2002 Denver Annual Meeting (October 27-30, 2002)

Paper No. 6
Presentation Time: 1:30 PM-5:30 PM


ARVIDSON, Rolf S., Dept. of Earth Science MS-126, Rice Univ, 6100 Main Street, Houston, TX 77005 and LUTTGE, Andreas, Dept. of Earth Sciences MS-126, Rice Univ, 6100 Main Street, Houston, TX 77005, rsa4046@ruf.rice.edu

Published rates of calcite dissolution at pH ~ 9, collected using powders or single crystals (prepared as rotating disks), range from greater than ~ 10-9 to ~ 10-10.2 mol/cm2/sec at room temperature. In comparison, rates derived from atomic step movements (AFM) and surface normal retreat (vertical scanning interferometry, VSI) in areas of etch pit development on freshly cleaved surfaces are lower as a group, with a lower bound of ~10-11.6 /cm2/sec (measured by VSI at pH 8.87, 23ºC, PCO2 10-3.39). Here we explore the possible origins of these differences by analyzing the spatial distribution and organization of rates on the mineral surface.

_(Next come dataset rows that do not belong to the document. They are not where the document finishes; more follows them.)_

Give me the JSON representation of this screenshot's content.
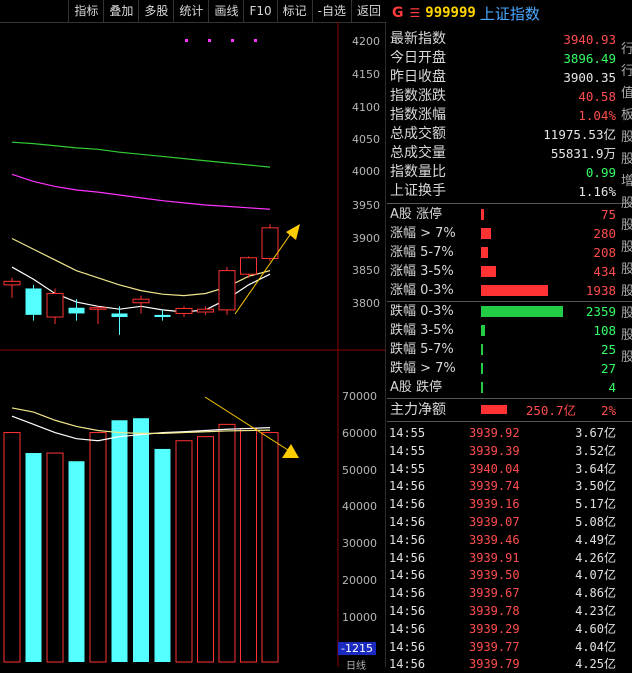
{
  "toolbar": [
    "指标",
    "叠加",
    "多股",
    "统计",
    "画线",
    "F10",
    "标记",
    "-自选",
    "返回"
  ],
  "price_axis": [
    "4200",
    "4150",
    "4100",
    "4050",
    "4000",
    "3950",
    "3900",
    "3850",
    "3800"
  ],
  "volume_axis": [
    "70000",
    "60000",
    "50000",
    "40000",
    "30000",
    "20000",
    "10000"
  ],
  "volume_readout": "-1215",
  "bottom_label": "日线",
  "colors": {
    "up": "#ff3333",
    "down": "#54ffff",
    "ma5": "#ffffff",
    "ma10": "#f0e68c",
    "ma20": "#ff33ff",
    "ma60": "#33cc33",
    "arrow": "#ffcc00",
    "text_red": "#ff4d4d",
    "text_green": "#33ff66",
    "cyan": "#00d8ff"
  },
  "chart_data": [
    {
      "type": "candlestick",
      "ylim": [
        3780,
        4220
      ],
      "candles": [
        {
          "o": 3860,
          "h": 3870,
          "l": 3842,
          "c": 3865,
          "dir": "up"
        },
        {
          "o": 3855,
          "h": 3860,
          "l": 3810,
          "c": 3818,
          "dir": "down"
        },
        {
          "o": 3848,
          "h": 3855,
          "l": 3805,
          "c": 3815,
          "dir": "up"
        },
        {
          "o": 3828,
          "h": 3840,
          "l": 3810,
          "c": 3820,
          "dir": "down"
        },
        {
          "o": 3826,
          "h": 3830,
          "l": 3805,
          "c": 3828,
          "dir": "up"
        },
        {
          "o": 3820,
          "h": 3830,
          "l": 3790,
          "c": 3815,
          "dir": "down"
        },
        {
          "o": 3835,
          "h": 3845,
          "l": 3820,
          "c": 3840,
          "dir": "up"
        },
        {
          "o": 3818,
          "h": 3825,
          "l": 3810,
          "c": 3815,
          "dir": "down"
        },
        {
          "o": 3820,
          "h": 3830,
          "l": 3815,
          "c": 3827,
          "dir": "up"
        },
        {
          "o": 3822,
          "h": 3830,
          "l": 3818,
          "c": 3826,
          "dir": "up"
        },
        {
          "o": 3825,
          "h": 3885,
          "l": 3818,
          "c": 3880,
          "dir": "up"
        },
        {
          "o": 3875,
          "h": 3900,
          "l": 3870,
          "c": 3898,
          "dir": "up"
        },
        {
          "o": 3897,
          "h": 3945,
          "l": 3893,
          "c": 3940,
          "dir": "up"
        }
      ],
      "ma5": [
        3885,
        3868,
        3848,
        3836,
        3830,
        3826,
        3830,
        3825,
        3822,
        3825,
        3840,
        3860,
        3875
      ],
      "ma10": [
        3925,
        3910,
        3895,
        3880,
        3870,
        3860,
        3852,
        3847,
        3845,
        3848,
        3857,
        3872,
        3880
      ],
      "ma20": [
        4015,
        4005,
        3998,
        3993,
        3990,
        3986,
        3982,
        3978,
        3975,
        3972,
        3970,
        3968,
        3966
      ],
      "ma60": [
        4060,
        4058,
        4055,
        4052,
        4050,
        4046,
        4043,
        4040,
        4037,
        4034,
        4031,
        4028,
        4025
      ]
    },
    {
      "type": "bar",
      "ylim": [
        0,
        72000
      ],
      "values": [
        56000,
        51000,
        51000,
        49000,
        56000,
        59000,
        59500,
        52000,
        54000,
        55000,
        58000,
        57000,
        56000
      ],
      "dirs": [
        "up",
        "down",
        "up",
        "down",
        "up",
        "down",
        "down",
        "down",
        "up",
        "up",
        "up",
        "up",
        "up"
      ],
      "ma5": [
        60000,
        58000,
        56000,
        54500,
        54000,
        55000,
        55500,
        56000,
        56200,
        56500,
        56800,
        57000,
        57200
      ],
      "ma10": [
        62000,
        61000,
        59000,
        57500,
        56500,
        56000,
        55800,
        55800,
        56000,
        56200,
        56400,
        56500,
        56600
      ]
    }
  ],
  "quote": {
    "flag": "G",
    "menu_icon": "menu-icon",
    "code": "999999",
    "name": "上证指数",
    "rows": [
      {
        "k": "最新指数",
        "v": "3940.93",
        "c": "red"
      },
      {
        "k": "今日开盘",
        "v": "3896.49",
        "c": "green"
      },
      {
        "k": "昨日收盘",
        "v": "3900.35",
        "c": "white"
      },
      {
        "k": "指数涨跌",
        "v": "40.58",
        "c": "red"
      },
      {
        "k": "指数涨幅",
        "v": "1.04%",
        "c": "red"
      },
      {
        "k": "总成交额",
        "v": "11975.53亿",
        "c": "white"
      },
      {
        "k": "总成交量",
        "v": "55831.9万",
        "c": "white"
      },
      {
        "k": "指数量比",
        "v": "0.99",
        "c": "green"
      },
      {
        "k": "上证换手",
        "v": "1.16%",
        "c": "white"
      }
    ],
    "dist": [
      {
        "k": "A股 涨停",
        "v": "75",
        "n": 75,
        "c": "red"
      },
      {
        "k": "涨幅 > 7%",
        "v": "280",
        "n": 280,
        "c": "red"
      },
      {
        "k": "涨幅 5-7%",
        "v": "208",
        "n": 208,
        "c": "red"
      },
      {
        "k": "涨幅 3-5%",
        "v": "434",
        "n": 434,
        "c": "red"
      },
      {
        "k": "涨幅 0-3%",
        "v": "1938",
        "n": 1938,
        "c": "red"
      },
      {
        "k": "跌幅 0-3%",
        "v": "2359",
        "n": 2359,
        "c": "green"
      },
      {
        "k": "跌幅 3-5%",
        "v": "108",
        "n": 108,
        "c": "green"
      },
      {
        "k": "跌幅 5-7%",
        "v": "25",
        "n": 25,
        "c": "green"
      },
      {
        "k": "跌幅 > 7%",
        "v": "27",
        "n": 27,
        "c": "green"
      },
      {
        "k": "A股 跌停",
        "v": "4",
        "n": 4,
        "c": "green"
      }
    ],
    "net": {
      "k": "主力净额",
      "v": "250.7亿",
      "pct": "2%"
    },
    "ticks": [
      {
        "t": "14:55",
        "p": "3939.92",
        "a": "3.67亿"
      },
      {
        "t": "14:55",
        "p": "3939.39",
        "a": "3.52亿"
      },
      {
        "t": "14:55",
        "p": "3940.04",
        "a": "3.64亿"
      },
      {
        "t": "14:56",
        "p": "3939.74",
        "a": "3.50亿"
      },
      {
        "t": "14:56",
        "p": "3939.16",
        "a": "5.17亿"
      },
      {
        "t": "14:56",
        "p": "3939.07",
        "a": "5.08亿"
      },
      {
        "t": "14:56",
        "p": "3939.46",
        "a": "4.49亿"
      },
      {
        "t": "14:56",
        "p": "3939.91",
        "a": "4.26亿"
      },
      {
        "t": "14:56",
        "p": "3939.50",
        "a": "4.07亿"
      },
      {
        "t": "14:56",
        "p": "3939.67",
        "a": "4.86亿"
      },
      {
        "t": "14:56",
        "p": "3939.78",
        "a": "4.23亿"
      },
      {
        "t": "14:56",
        "p": "3939.29",
        "a": "4.60亿"
      },
      {
        "t": "14:56",
        "p": "3939.77",
        "a": "4.04亿"
      },
      {
        "t": "14:56",
        "p": "3939.79",
        "a": "4.25亿"
      }
    ]
  },
  "edge": [
    "行",
    "行",
    "值",
    "板",
    "股",
    "股",
    "增",
    "股",
    "股",
    "股",
    "股",
    "股",
    "股",
    "股",
    "股"
  ]
}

On new cleavage surfaces, smooth, low relief terraces exhibit a characteristic pattern of etch pit nucleation and development. After initial nucleation, small and widely separated etch pits coalesce and cannibalize one another after several hours of reaction, ultimately resulting in large (diameter ≥ ~102 mm), intersecting etch pits. VSI rates of surface normal retreat in these areas range from 10-11.4 to 10-11.6 mol/cm2/sec. In contrast, areas of high macrostep density (high relief formed during cleaving) are often densely populated by small etch pits (presumably reflecting locally high defect densities) that persist even after tens of hours of reaction. These areas dissolve at VSI rates up to almost an order of magnitude faster – up to 10-10.7 mol/cm2/sec. Although these higher rates of surface normal retreat are still slower than the slowest rates observed in powder experiments, this pattern is consistent with the notion that grain boundaries may be an important source of the overall difference in powder (bulk) versus VSI rates. It has been suggested elsewhere that the discrepancy in the rates derived from AFM step velocities versus bulk powder measurements reflects the relationship of step density and reactivity (e.g., Dove and Platt 1996). Grain edges or boundaries, along which cleavage step density must reach a maximum, would thus be sites of accelerated dissolution. Because the ratio of edge length to surface area in a free grain varies as the reciprocal of grain diameter, this leads to the expectation of a nonlinear relationship between grain size and specific dissolution rate.